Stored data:

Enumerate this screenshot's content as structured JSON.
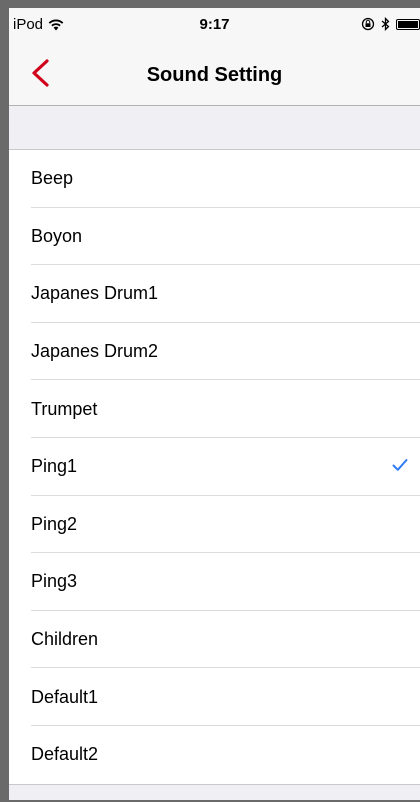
{
  "status_bar": {
    "carrier": "iPod",
    "time": "9:17",
    "icons": [
      "wifi-icon",
      "orientation-lock-icon",
      "bluetooth-icon",
      "battery-icon"
    ]
  },
  "nav": {
    "back_icon": "chevron-left-icon",
    "title": "Sound Setting"
  },
  "colors": {
    "back_accent": "#d0021b",
    "check_accent": "#2f7cf6",
    "separator": "#dcdce0",
    "background": "#efeff4"
  },
  "sounds": [
    {
      "label": "Beep",
      "selected": false
    },
    {
      "label": "Boyon",
      "selected": false
    },
    {
      "label": "Japanes Drum1",
      "selected": false
    },
    {
      "label": "Japanes Drum2",
      "selected": false
    },
    {
      "label": "Trumpet",
      "selected": false
    },
    {
      "label": "Ping1",
      "selected": true
    },
    {
      "label": "Ping2",
      "selected": false
    },
    {
      "label": "Ping3",
      "selected": false
    },
    {
      "label": "Children",
      "selected": false
    },
    {
      "label": "Default1",
      "selected": false
    },
    {
      "label": "Default2",
      "selected": false
    }
  ]
}
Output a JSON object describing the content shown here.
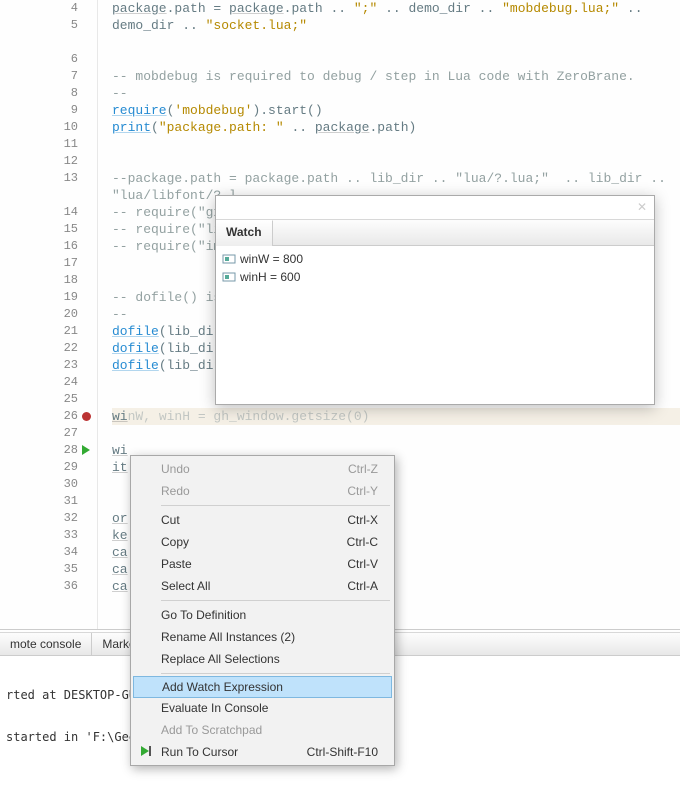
{
  "lines": [
    {
      "n": 4
    },
    {
      "n": 5
    },
    {
      "n": ""
    },
    {
      "n": 6
    },
    {
      "n": 7
    },
    {
      "n": 8
    },
    {
      "n": 9
    },
    {
      "n": 10
    },
    {
      "n": 11
    },
    {
      "n": 12
    },
    {
      "n": 13
    },
    {
      "n": ""
    },
    {
      "n": 14
    },
    {
      "n": 15
    },
    {
      "n": 16
    },
    {
      "n": 17
    },
    {
      "n": 18
    },
    {
      "n": 19
    },
    {
      "n": 20
    },
    {
      "n": 21
    },
    {
      "n": 22
    },
    {
      "n": 23
    },
    {
      "n": 24
    },
    {
      "n": 25
    },
    {
      "n": 26,
      "breakpoint": true,
      "highlight": true
    },
    {
      "n": 27
    },
    {
      "n": 28,
      "current": true
    },
    {
      "n": 29
    },
    {
      "n": 30
    },
    {
      "n": 31
    },
    {
      "n": 32
    },
    {
      "n": 33
    },
    {
      "n": 34
    },
    {
      "n": 35
    },
    {
      "n": 36
    }
  ],
  "code": {
    "5a": [
      {
        "t": "package",
        "c": "tok-var"
      },
      {
        "t": ".path = ",
        "c": "tok-id"
      },
      {
        "t": "package",
        "c": "tok-var"
      },
      {
        "t": ".path .. ",
        "c": "tok-id"
      },
      {
        "t": "\";\"",
        "c": "tok-str"
      },
      {
        "t": " .. demo_dir .. ",
        "c": "tok-id"
      },
      {
        "t": "\"mobdebug.lua;\"",
        "c": "tok-str"
      },
      {
        "t": " ..",
        "c": "tok-id"
      }
    ],
    "5b": [
      {
        "t": "demo_dir .. ",
        "c": "tok-id"
      },
      {
        "t": "\"socket.lua;\"",
        "c": "tok-str"
      }
    ],
    "7": [
      {
        "t": "-- mobdebug is required to debug / step in Lua code with ZeroBrane.",
        "c": "tok-com"
      }
    ],
    "8": [
      {
        "t": "--",
        "c": "tok-com"
      }
    ],
    "9": [
      {
        "t": "require",
        "c": "tok-fn"
      },
      {
        "t": "(",
        "c": "tok-id"
      },
      {
        "t": "'mobdebug'",
        "c": "tok-str"
      },
      {
        "t": ").start()",
        "c": "tok-id"
      }
    ],
    "10": [
      {
        "t": "print",
        "c": "tok-fn"
      },
      {
        "t": "(",
        "c": "tok-id"
      },
      {
        "t": "\"package.path: \"",
        "c": "tok-str"
      },
      {
        "t": " .. ",
        "c": "tok-id"
      },
      {
        "t": "package",
        "c": "tok-var"
      },
      {
        "t": ".path)",
        "c": "tok-id"
      }
    ],
    "13a": [
      {
        "t": "--package.path = package.path .. lib_dir .. \"lua/?.lua;\"  .. lib_dir ..",
        "c": "tok-com"
      }
    ],
    "13b": [
      {
        "t": "\"lua/libfont/?.l",
        "c": "tok-com"
      }
    ],
    "14": [
      {
        "t": "-- require(\"gx_c",
        "c": "tok-com"
      }
    ],
    "15": [
      {
        "t": "-- require(\"libf",
        "c": "tok-com"
      }
    ],
    "16": [
      {
        "t": "-- require(\"imgu",
        "c": "tok-com"
      }
    ],
    "19": [
      {
        "t": "-- dofile() is p",
        "c": "tok-com"
      }
    ],
    "20": [
      {
        "t": "--",
        "c": "tok-com"
      }
    ],
    "21": [
      {
        "t": "dofile",
        "c": "tok-fn"
      },
      {
        "t": "(lib_dir .",
        "c": "tok-id"
      }
    ],
    "22": [
      {
        "t": "dofile",
        "c": "tok-fn"
      },
      {
        "t": "(lib_dir .",
        "c": "tok-id"
      }
    ],
    "23": [
      {
        "t": "dofile",
        "c": "tok-fn"
      },
      {
        "t": "(lib_dir .",
        "c": "tok-id"
      }
    ],
    "26": [
      {
        "t": "wi",
        "c": "tok-var"
      }
    ],
    "26full": "nW, winH = gh_window.getsize(0)",
    "28": [
      {
        "t": "wi",
        "c": "tok-var"
      }
    ],
    "29": [
      {
        "t": "it",
        "c": "tok-var"
      }
    ],
    "32": [
      {
        "t": "or",
        "c": "tok-var"
      }
    ],
    "33": [
      {
        "t": "ke",
        "c": "tok-var"
      }
    ],
    "34": [
      {
        "t": "ca",
        "c": "tok-var"
      }
    ],
    "35": [
      {
        "t": "ca",
        "c": "tok-var"
      }
    ],
    "36": [
      {
        "t": "ca",
        "c": "tok-var"
      }
    ]
  },
  "watch": {
    "tab": "Watch",
    "items": [
      {
        "expr": "winW = 800"
      },
      {
        "expr": "winH = 600"
      }
    ]
  },
  "contextMenu": [
    {
      "label": "Undo",
      "shortcut": "Ctrl-Z",
      "disabled": true
    },
    {
      "label": "Redo",
      "shortcut": "Ctrl-Y",
      "disabled": true
    },
    {
      "sep": true
    },
    {
      "label": "Cut",
      "shortcut": "Ctrl-X"
    },
    {
      "label": "Copy",
      "shortcut": "Ctrl-C"
    },
    {
      "label": "Paste",
      "shortcut": "Ctrl-V"
    },
    {
      "label": "Select All",
      "shortcut": "Ctrl-A"
    },
    {
      "sep": true
    },
    {
      "label": "Go To Definition"
    },
    {
      "label": "Rename All Instances (2)"
    },
    {
      "label": "Replace All Selections"
    },
    {
      "sep": true
    },
    {
      "label": "Add Watch Expression",
      "highlight": true
    },
    {
      "label": "Evaluate In Console"
    },
    {
      "label": "Add To Scratchpad",
      "disabled": true
    },
    {
      "label": "Run To Cursor",
      "shortcut": "Ctrl-Shift-F10",
      "icon": "run"
    }
  ],
  "bottomTabs": [
    "mote console",
    "Marker"
  ],
  "console": {
    "line1": "rted at DESKTOP-GUE",
    "line2": "started in 'F:\\GeeXL"
  }
}
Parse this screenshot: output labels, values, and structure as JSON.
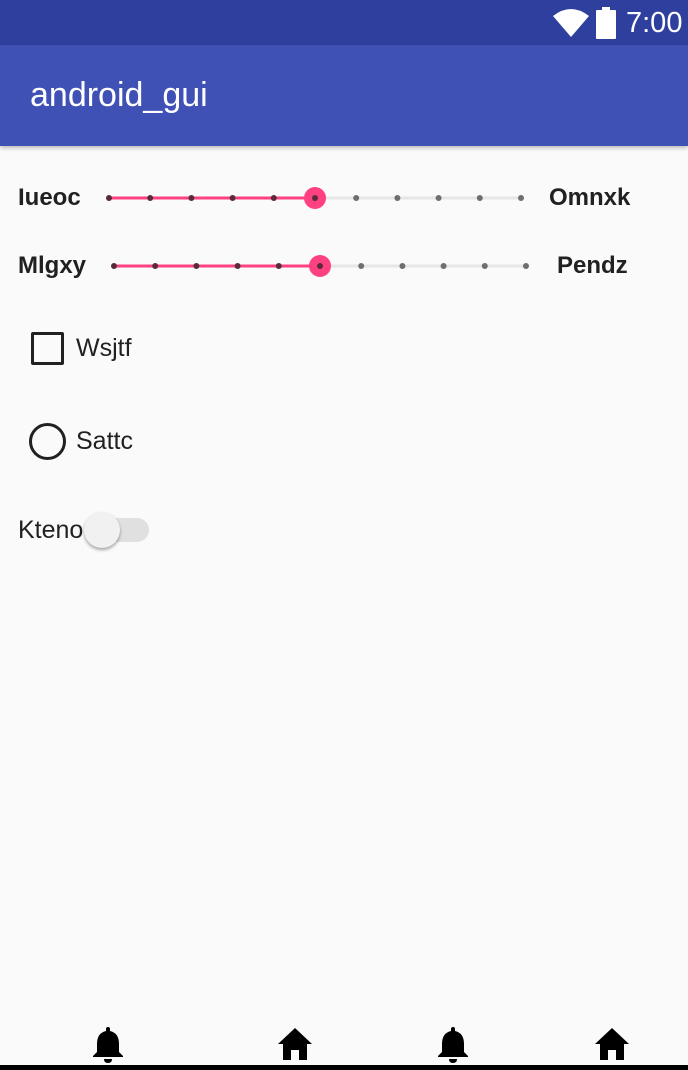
{
  "status_bar": {
    "time": "7:00",
    "icons": [
      "wifi-icon",
      "battery-icon"
    ]
  },
  "app_bar": {
    "title": "android_gui"
  },
  "sliders": [
    {
      "left_label": "Iueoc",
      "right_label": "Omnxk",
      "steps": 10,
      "value": 5,
      "accent": "#ff4081"
    },
    {
      "left_label": "Mlgxy",
      "right_label": "Pendz",
      "steps": 10,
      "value": 5,
      "accent": "#ff4081"
    }
  ],
  "checkbox": {
    "label": "Wsjtf",
    "checked": false
  },
  "radio": {
    "label": "Sattc",
    "selected": false
  },
  "switch": {
    "label": "Kteno",
    "on": false
  },
  "bottom_nav": {
    "items": [
      "bell-icon",
      "home-icon",
      "bell-icon",
      "home-icon"
    ]
  },
  "colors": {
    "status_bar": "#2f3f9e",
    "app_bar": "#3f51b5",
    "accent": "#ff4081",
    "background": "#fafafa"
  }
}
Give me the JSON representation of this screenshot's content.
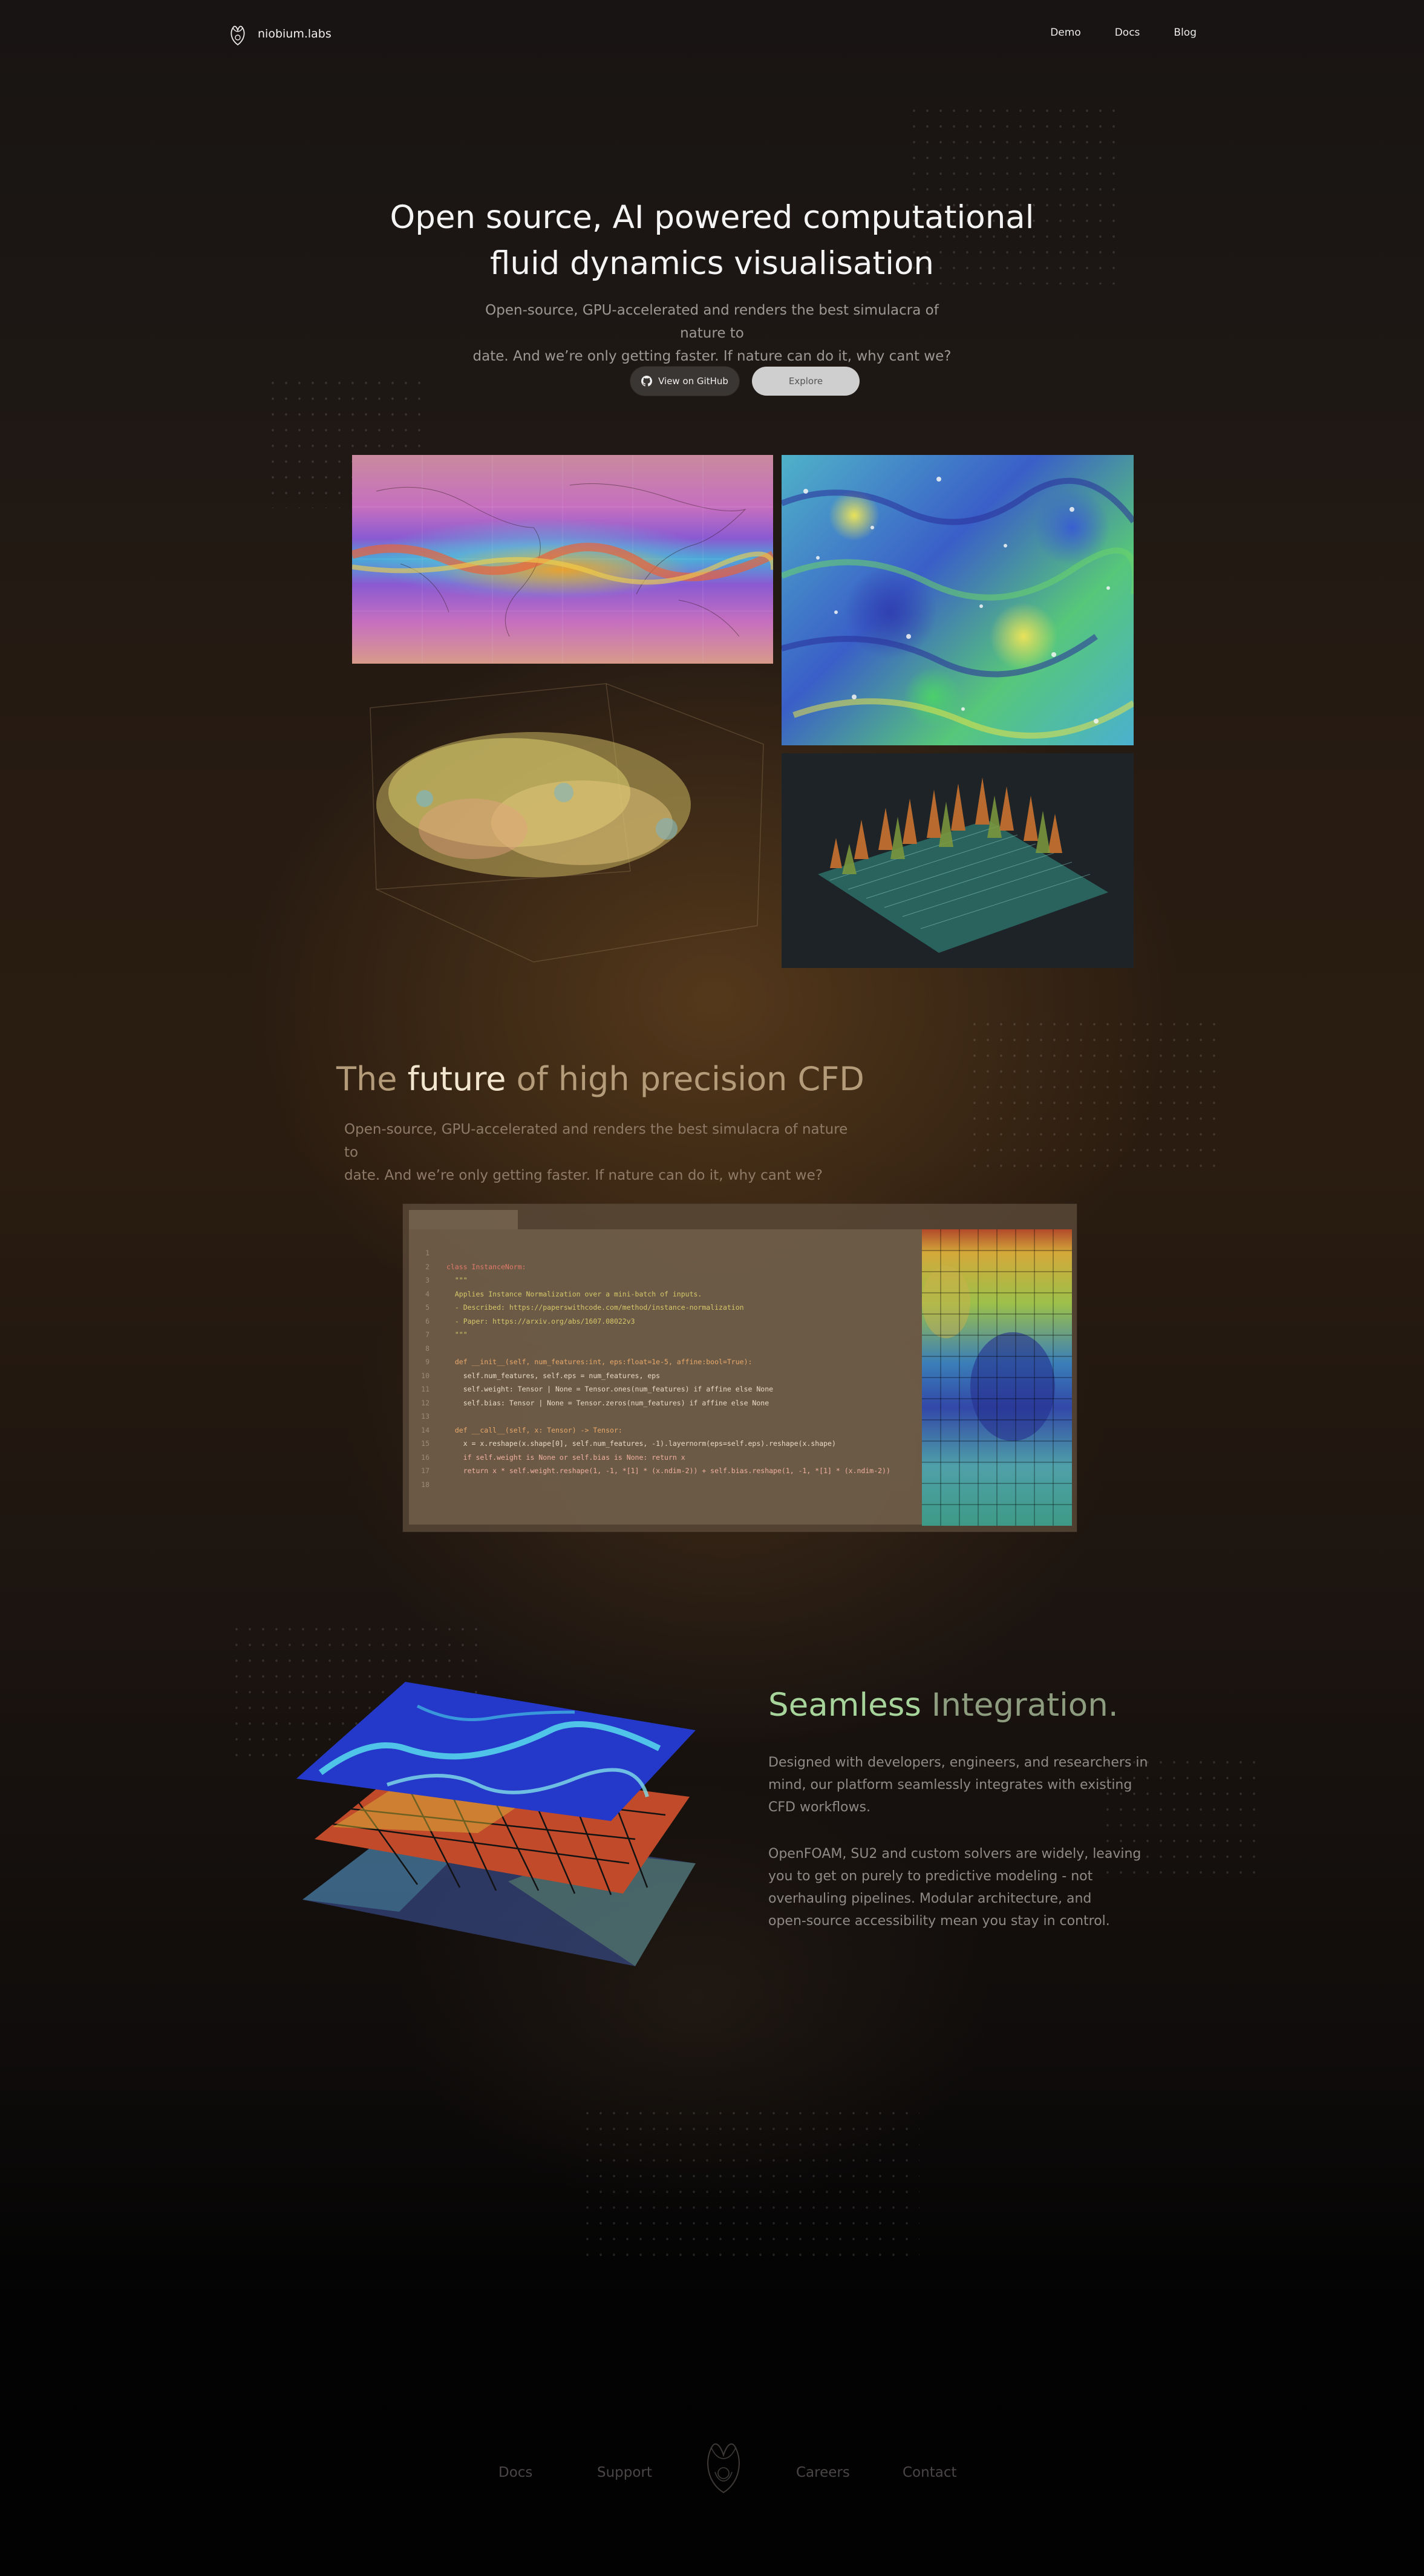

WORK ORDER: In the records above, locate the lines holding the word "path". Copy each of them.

RESULT BELOW:
        "t": ".path = ",
        "t": ".path .. ",
        "t": "\"package.path: \"",
        "t": ".path)",
        "t": "--package.path = package.path .. lib_dir .. \"lua/?.lua;\"  .. lib_dir ..",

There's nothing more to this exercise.